Although the press throng and his aides in attendance laughed at the obvious joke, the comment unnerved Democratic opposition leaders and those already fearful of the hard-line posturing Reagan had displayed toward the USSR since assuming office in 1981. Others simply dismissed his remark, which came at a time of heightened tensions between the U.S. and Russia, as a moment of poor taste.

Reagan’s tough, anti-communist rhetoric and his policy to increase American defense spending contrasted with the Soviet policies of former Presidents Nixon, Ford and Carter, who had tried to cultivate improved relations with Soviet Russia on friendly terms, offering cultural and technology exchanges. In retrospect, many analysts view Reagan’s get-tough policies as responsible for scaring the Russians into spending more on their military just to keep pace with American military expenditures—a fact that likely led to the collapse of the Russian economy and, by extension, the country’s communist political system.

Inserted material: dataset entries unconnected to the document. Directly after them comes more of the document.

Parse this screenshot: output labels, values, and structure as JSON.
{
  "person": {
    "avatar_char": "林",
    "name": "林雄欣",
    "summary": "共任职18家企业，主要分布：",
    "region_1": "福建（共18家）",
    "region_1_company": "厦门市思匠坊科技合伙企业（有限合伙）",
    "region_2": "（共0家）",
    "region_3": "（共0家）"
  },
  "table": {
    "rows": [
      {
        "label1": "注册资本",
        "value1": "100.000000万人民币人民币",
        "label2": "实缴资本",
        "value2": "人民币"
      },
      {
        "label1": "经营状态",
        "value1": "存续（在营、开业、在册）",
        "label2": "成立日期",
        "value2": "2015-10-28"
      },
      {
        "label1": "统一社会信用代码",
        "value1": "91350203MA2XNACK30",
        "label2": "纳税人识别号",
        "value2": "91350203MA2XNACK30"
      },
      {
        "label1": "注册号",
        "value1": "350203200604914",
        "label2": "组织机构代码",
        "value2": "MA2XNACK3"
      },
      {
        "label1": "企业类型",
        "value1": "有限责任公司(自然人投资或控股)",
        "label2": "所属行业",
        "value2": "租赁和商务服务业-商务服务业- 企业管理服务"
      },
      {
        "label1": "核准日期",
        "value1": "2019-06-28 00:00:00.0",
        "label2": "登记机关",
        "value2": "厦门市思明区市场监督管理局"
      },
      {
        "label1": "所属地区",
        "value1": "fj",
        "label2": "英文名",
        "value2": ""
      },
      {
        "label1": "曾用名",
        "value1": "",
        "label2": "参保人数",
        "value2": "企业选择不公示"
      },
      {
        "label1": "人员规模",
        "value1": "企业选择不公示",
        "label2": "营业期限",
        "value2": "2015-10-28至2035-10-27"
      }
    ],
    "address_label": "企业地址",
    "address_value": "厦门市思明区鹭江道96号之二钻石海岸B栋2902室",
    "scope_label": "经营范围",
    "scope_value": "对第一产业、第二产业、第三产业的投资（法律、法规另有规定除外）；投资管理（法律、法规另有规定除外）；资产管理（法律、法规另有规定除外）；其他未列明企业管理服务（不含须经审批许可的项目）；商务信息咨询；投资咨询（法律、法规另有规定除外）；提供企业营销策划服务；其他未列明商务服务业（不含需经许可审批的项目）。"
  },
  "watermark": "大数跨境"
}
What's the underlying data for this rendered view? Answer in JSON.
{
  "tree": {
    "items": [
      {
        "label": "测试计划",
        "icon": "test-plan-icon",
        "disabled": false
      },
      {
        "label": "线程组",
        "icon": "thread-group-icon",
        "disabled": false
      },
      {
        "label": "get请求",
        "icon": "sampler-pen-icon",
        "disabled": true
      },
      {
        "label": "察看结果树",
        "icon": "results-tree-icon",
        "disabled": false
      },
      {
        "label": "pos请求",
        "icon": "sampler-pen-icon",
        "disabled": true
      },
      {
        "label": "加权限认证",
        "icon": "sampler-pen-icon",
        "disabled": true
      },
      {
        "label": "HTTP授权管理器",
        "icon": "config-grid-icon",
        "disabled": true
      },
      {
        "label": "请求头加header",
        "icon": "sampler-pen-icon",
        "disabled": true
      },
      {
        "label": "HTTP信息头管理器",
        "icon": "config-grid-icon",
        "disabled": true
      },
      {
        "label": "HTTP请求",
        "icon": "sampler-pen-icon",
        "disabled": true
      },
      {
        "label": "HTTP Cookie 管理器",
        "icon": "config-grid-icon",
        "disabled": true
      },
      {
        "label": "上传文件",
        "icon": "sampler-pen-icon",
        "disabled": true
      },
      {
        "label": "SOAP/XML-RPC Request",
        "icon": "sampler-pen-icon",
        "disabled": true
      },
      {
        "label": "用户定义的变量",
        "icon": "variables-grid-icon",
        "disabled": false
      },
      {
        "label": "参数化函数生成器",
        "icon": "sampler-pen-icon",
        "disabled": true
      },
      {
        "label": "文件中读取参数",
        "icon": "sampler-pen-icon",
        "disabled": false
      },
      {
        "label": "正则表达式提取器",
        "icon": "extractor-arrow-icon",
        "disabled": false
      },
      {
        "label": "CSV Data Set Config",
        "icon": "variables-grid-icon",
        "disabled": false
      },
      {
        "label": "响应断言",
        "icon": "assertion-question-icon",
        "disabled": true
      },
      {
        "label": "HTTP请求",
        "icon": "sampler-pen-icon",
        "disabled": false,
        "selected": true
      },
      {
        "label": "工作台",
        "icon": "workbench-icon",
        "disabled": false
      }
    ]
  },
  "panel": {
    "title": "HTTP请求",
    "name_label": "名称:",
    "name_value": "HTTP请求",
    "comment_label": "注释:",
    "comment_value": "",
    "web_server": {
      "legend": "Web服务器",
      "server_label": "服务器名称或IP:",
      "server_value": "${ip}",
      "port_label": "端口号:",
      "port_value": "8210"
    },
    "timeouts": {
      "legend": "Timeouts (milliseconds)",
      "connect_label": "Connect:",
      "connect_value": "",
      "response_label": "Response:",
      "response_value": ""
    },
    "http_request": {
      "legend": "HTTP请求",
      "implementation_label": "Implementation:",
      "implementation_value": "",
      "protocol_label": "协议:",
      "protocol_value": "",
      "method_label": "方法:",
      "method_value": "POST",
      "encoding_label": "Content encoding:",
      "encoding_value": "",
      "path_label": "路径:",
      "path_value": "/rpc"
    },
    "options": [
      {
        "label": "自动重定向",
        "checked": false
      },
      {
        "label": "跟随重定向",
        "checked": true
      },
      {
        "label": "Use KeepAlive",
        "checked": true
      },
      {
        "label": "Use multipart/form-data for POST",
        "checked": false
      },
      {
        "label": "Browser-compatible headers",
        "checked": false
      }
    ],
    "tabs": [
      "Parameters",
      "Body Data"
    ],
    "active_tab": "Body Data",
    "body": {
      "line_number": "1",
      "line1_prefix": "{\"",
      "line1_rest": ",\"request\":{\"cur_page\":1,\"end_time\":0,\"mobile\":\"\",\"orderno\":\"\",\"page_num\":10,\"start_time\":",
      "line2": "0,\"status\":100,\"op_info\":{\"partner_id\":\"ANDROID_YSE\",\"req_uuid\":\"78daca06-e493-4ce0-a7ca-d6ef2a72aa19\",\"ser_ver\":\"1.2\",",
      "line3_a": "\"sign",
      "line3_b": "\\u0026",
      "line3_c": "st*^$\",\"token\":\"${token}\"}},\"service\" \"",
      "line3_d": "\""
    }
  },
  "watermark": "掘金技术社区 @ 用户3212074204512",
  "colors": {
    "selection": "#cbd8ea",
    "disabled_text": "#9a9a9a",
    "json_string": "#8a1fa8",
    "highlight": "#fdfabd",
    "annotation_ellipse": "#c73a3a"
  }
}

Although Reagan, a former actor, was known for his clever way with words, the “bombing Russia” joke was considered by many to be an embarrassing political gaffe—not the first of his career. In 1969, while serving as governor of California, Reagan responded to student protesters at the University of California at Berkeley by saying “if there has to be a bloodbath then let’s get it over with.” Some of his more witty comments include a comparison between politics and prostitution and the 1980 campaign quip “a recession is when your neighbor loses his job. A depression is when you lose yours. And recovery is when Jimmy Carter loses his.” Even after an attempted assassination in March 1981, Reagan never lost his sense of humor. The first thing he said to his wife Nancy when she arrived at the hospital was “honey, I forgot to duck.” (This quote was originally attributed to boxer Jack Dempsey after losing a championship match to Gene Tunney in 1926.)

Although it is not known what Soviet leaders thought of Reagan’s joke, the comment did color some Americans’ opinion of Reagan, whose approval rating dropped in the aftermath of the incident, temporarily boosting the electoral hopes of Democratic presidential hopeful Walter Mondale. Reagan recovered and beat Mondale; he began his second term in 1984.

Son and Daughter Day


August 11 is Son and Daughter Day, a day for parents to show their love and appreciation for their children. Son and Daughter Day is the perfect opportunity to set aside some time to reflect on the joy that children bring to your life. Whether sons and daughters are young or old, teenagers or toddlers, the bond between parent and child is like no other on earth and this annual celebration ensures the miracle of bringing new life into the world is never forgotten. Though the origins of Son and Daughter Day are unknown, it is celebrated widely across the world simply by parents spending time with their children and letting them know how special they are to them. The best gift to give on Son and Daughter Day is the gift of time. If your children are still living at home, take some time out of your schedule to truly enjoy their company. If your children have moved away, make sure they return so you can spend quality family time together.

While the origins of this unofficial holiday are a mystery, it is clear that the anonymous creators Son and Daughter Day wanted parents to acknowledge the joy their children bring into their lives.

The bond between parents and their sons and daughters is a very special one. It endures age and distance. No matter how old a person gets, their parents still see him or her as a child - someone to protect and shower love on. So, take this day to tell your sons and daughters how much they mean to you and that you respect them and love them.
How to Celebrate?
  • If you have young kids, take them out for a fun outing to let them know that you care about them.
  • Give your kids a big hug in the morning and tell them how much you love them.
  • Make them a special meal and let them eat treats reserved for special days.
  • Don’t have kids? Shower your affection on your nieces or nephews if you have any. If you don’t, what about making it a special day for your pet? After all, they are like your kids, no?